▶ _EXERCISE GOAL_
Each line from the one containing "Convert this screenshot" to the end of the records below should be restated word for word; please leave out all other lines.

▶ _DATA PROVIDED_
======

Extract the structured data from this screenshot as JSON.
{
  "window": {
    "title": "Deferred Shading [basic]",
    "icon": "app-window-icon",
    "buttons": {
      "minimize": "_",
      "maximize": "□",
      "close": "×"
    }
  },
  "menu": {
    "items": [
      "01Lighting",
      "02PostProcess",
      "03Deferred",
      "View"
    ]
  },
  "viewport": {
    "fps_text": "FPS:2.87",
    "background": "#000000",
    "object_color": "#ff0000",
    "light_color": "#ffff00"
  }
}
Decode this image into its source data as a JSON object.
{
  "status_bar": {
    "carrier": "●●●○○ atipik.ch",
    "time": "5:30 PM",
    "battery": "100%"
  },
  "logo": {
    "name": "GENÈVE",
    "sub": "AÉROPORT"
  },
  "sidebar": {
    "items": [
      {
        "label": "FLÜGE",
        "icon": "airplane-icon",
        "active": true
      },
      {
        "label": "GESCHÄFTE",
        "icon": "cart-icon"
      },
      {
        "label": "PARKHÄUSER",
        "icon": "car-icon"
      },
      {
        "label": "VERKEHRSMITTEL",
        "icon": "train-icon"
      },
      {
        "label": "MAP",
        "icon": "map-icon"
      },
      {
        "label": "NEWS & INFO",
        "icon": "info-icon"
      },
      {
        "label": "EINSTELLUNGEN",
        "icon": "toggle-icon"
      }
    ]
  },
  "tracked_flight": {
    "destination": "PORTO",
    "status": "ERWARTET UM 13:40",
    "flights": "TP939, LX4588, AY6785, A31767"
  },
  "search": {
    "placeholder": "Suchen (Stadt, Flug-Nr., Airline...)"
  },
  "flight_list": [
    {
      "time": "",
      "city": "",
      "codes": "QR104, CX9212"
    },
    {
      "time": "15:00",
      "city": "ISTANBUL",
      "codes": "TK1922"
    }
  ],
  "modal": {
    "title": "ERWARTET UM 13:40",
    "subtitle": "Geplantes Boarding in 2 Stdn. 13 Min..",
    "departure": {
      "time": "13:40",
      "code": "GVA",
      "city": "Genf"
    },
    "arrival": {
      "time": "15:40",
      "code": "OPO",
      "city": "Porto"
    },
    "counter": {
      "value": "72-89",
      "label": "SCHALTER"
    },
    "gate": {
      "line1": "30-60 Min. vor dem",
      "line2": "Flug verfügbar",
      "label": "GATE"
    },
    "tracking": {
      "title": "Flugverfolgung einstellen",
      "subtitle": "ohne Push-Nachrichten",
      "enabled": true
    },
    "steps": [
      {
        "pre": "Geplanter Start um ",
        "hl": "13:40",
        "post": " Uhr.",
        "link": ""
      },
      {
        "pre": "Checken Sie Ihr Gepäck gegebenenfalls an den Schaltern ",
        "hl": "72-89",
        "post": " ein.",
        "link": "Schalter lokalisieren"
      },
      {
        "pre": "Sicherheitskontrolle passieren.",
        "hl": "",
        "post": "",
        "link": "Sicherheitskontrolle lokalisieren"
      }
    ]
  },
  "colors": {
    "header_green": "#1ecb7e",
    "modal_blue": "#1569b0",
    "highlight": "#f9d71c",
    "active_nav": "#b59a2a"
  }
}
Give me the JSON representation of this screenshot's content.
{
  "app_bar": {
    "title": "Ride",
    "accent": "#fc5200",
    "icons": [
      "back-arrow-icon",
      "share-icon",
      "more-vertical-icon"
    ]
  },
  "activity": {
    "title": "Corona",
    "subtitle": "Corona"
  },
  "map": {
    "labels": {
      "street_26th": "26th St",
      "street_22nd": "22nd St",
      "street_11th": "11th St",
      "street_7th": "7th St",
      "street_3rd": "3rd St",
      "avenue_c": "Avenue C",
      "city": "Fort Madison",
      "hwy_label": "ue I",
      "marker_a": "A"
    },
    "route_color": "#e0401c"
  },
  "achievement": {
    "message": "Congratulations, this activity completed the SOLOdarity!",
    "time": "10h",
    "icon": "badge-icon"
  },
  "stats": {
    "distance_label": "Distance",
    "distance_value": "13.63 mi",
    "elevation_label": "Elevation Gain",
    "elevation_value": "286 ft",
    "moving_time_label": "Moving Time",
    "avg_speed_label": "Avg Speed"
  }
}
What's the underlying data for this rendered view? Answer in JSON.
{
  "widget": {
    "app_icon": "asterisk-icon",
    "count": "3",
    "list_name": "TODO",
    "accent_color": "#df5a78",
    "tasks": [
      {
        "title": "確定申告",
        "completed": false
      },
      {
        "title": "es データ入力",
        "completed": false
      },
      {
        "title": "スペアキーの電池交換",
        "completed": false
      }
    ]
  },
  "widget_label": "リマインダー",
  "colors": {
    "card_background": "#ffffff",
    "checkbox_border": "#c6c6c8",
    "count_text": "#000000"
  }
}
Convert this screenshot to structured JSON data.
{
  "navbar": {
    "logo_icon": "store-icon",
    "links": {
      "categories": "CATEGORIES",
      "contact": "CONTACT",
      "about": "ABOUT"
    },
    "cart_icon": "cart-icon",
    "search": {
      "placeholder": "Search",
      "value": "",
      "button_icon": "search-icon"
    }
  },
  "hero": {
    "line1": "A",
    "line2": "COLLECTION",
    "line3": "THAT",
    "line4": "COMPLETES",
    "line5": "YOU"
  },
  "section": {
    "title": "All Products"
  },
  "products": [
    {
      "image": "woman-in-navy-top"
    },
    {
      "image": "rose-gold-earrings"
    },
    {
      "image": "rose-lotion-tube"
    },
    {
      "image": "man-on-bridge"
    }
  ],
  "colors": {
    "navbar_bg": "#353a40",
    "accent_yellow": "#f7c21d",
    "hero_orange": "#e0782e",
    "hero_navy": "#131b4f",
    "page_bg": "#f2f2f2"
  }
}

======

▶ _EXERCISE ANSWER_
Convert this screenshot to structured JSON data.
{
  "navbar": {
    "logo_icon": "store-icon",
    "links": {
      "categories": "CATEGORIES",
      "contact": "CONTACT",
      "about": "ABOUT"
    },
    "cart_icon": "cart-icon",
    "search": {
      "placeholder": "Search",
      "value": "",
      "button_icon": "search-icon"
    }
  },
  "hero": {
    "line1": "A",
    "line2": "COLLECTION",
    "line3": "THAT",
    "line4": "COMPLETES",
    "line5": "YOU"
  },
  "section": {
    "title": "All Products"
  },
  "products": [
    {
      "image": "woman-in-navy-top"
    },
    {
      "image": "rose-gold-earrings"
    },
    {
      "image": "rose-lotion-tube"
    },
    {
      "image": "man-on-bridge"
    }
  ],
  "colors": {
    "navbar_bg": "#353a40",
    "accent_yellow": "#f7c21d",
    "hero_orange": "#e0782e",
    "hero_navy": "#131b4f",
    "page_bg": "#f2f2f2"
  }
}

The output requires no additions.